According to Intergovernmental Panel on Climate Change, climate change will continue through the centuries to come (Warrick and Mooney, 2014). Temperatures are rising and will continue to do so in the next century. Since global warming is considered human-induced, temperature rise will not be uniform across different countries. Risks associated with temperature rise and generally climate changes will mostly affect disadvantaged communities especially in developing countries (National Academy of sciences and Royal Society, n.d). Even when the emission of carbon dioxide, impacts of climate change will continue for many years.

The assumption that climate change can be fixed may be the biggest obstacle to managing and slowing global warming and avoiding its potential impacts on the ecosystem (Intergovernmental Panel on Climate Change, 2013). If people were to stop carbon dioxide emission into the atmosphere immediately, the oceans would absorb some of the gas fast but will then release the gases back into the air and the thus the level of the gas would not diminish back to pre-industrial levels (National Academy of sciences and Royal Society, n.d). The climate change cannot be eliminated due to its irreversibility nature but can be managed for the better. There are a number of measures that can be used to manage the impacts of climate change (Stern, 2001).

Scientists have reported that the window for opportunity to act fast and in an effective way is closing at an alarming rate (Wigley, 2001). According to a report from the IPCC, the main cause of global warming is the alarming emission of greenhouse gases such as carbon dioxide and methane (Warrick and Mooney, 2014). Although carbon dioxide is abundant in the atmosphere and is significant to plants, it has accumulated in a soaring rate as a derivative of burning of fossil fuel (Wigley, 2001). The concentration of the heat trapping gas has increased in the last decades and the excess heat produced has been absorbed in the atmosphere and oceans.

The impacts of climate change range from atmospheric warming to precipitation changes and rise in sea level. This has led to an effort to shift to renewable energy (National Academy of sciences and Royal Society, n.d). This will reduce the amount of greenhouse gases in the environment.
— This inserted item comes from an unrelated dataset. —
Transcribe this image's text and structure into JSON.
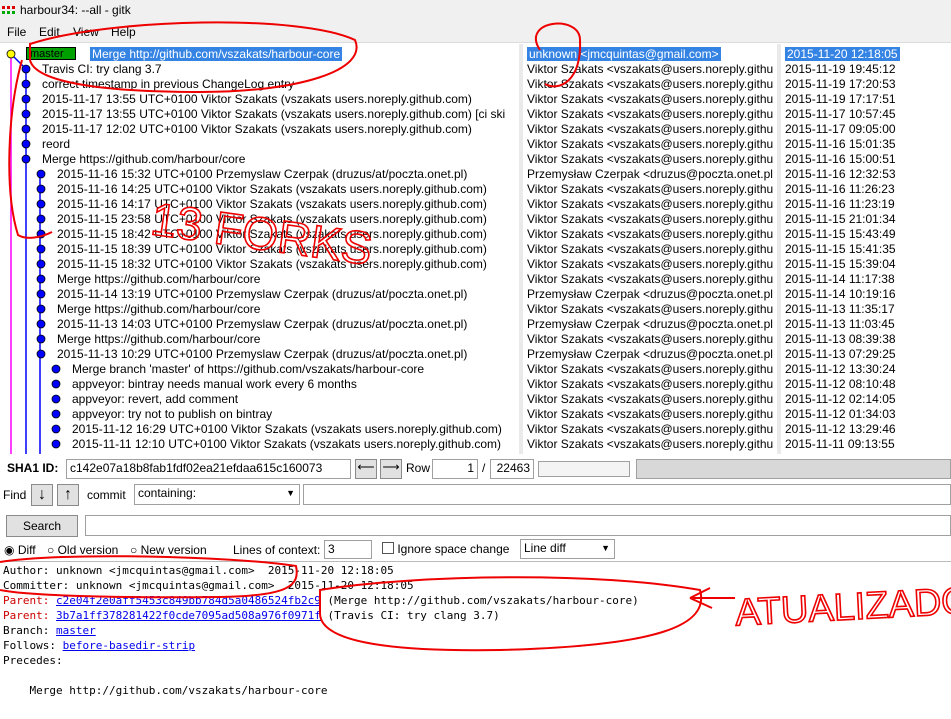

However, implementing such an action may pose technological, economic and social problems that can increase delay. IPCC argue that, climate change can be reduced by operational governance, innovation and investment in environmentally friendly infrastructures and behavioural and lifestyle choices (Warrick and Mooney, 2014).

To sum up, it has been reported that climate change is irreversible due to the longevity of carbon dioxide in the environment that has brought about adverse effects on the ecosystem and people. Climate change has brought about ride in temperatures, rise in sea levels and precipitation changes. In order to prevent this, there is need for a sustained reduction in the emission of these gases which can reduce climate change risks. However, scientists report that it might be late to prevent climate change impact due to irreversibility of climate change. What can only be done is the management of these impacts. There are a number of measures that can be used to manage the impacts of climate change. Climate change can be reduced by the investment in environmentally friendly infrastructures and behavioural and lifestyle choices.

References

Warrick, J and Mooney, C 2014, Effects of Climate Change “irreversible”, U.N Panel Warns in Report. Health and Science, Retrieved 22nd July 2016 from https://www.washingtonpost.com/national/health-science/effects-of-climate-change-irreversible-un-panel-warns-in-report/2014/11/01/2d49aeec-6142-11e4-8b9e-2ccdac31a031_story.html

National Academy of Sciences and the Royal Society (n.d), Climate change: Evidence and causes.

Intergovernmental Panel on Climate Change 2013, Climate change 2013: The physical science basis —Frequently asked questions.

Wigley 2001, The Science of Climate change, University Corporation for Atmospheric Research.

Stern 2001, The Economics of Climate change: The Stern review, Retrieved 22nd July 2016 from http://www.wwf.se/source.php/1169157/Stern%20Report_Exec%20Summary.pdf

Solomon, et al. 2009, Irreversible climate change due to carbon dioxide emissions, Retrieved 22nd July 2016 from www.pmas.org/cgi/doi/10.1073/pnas.0812721106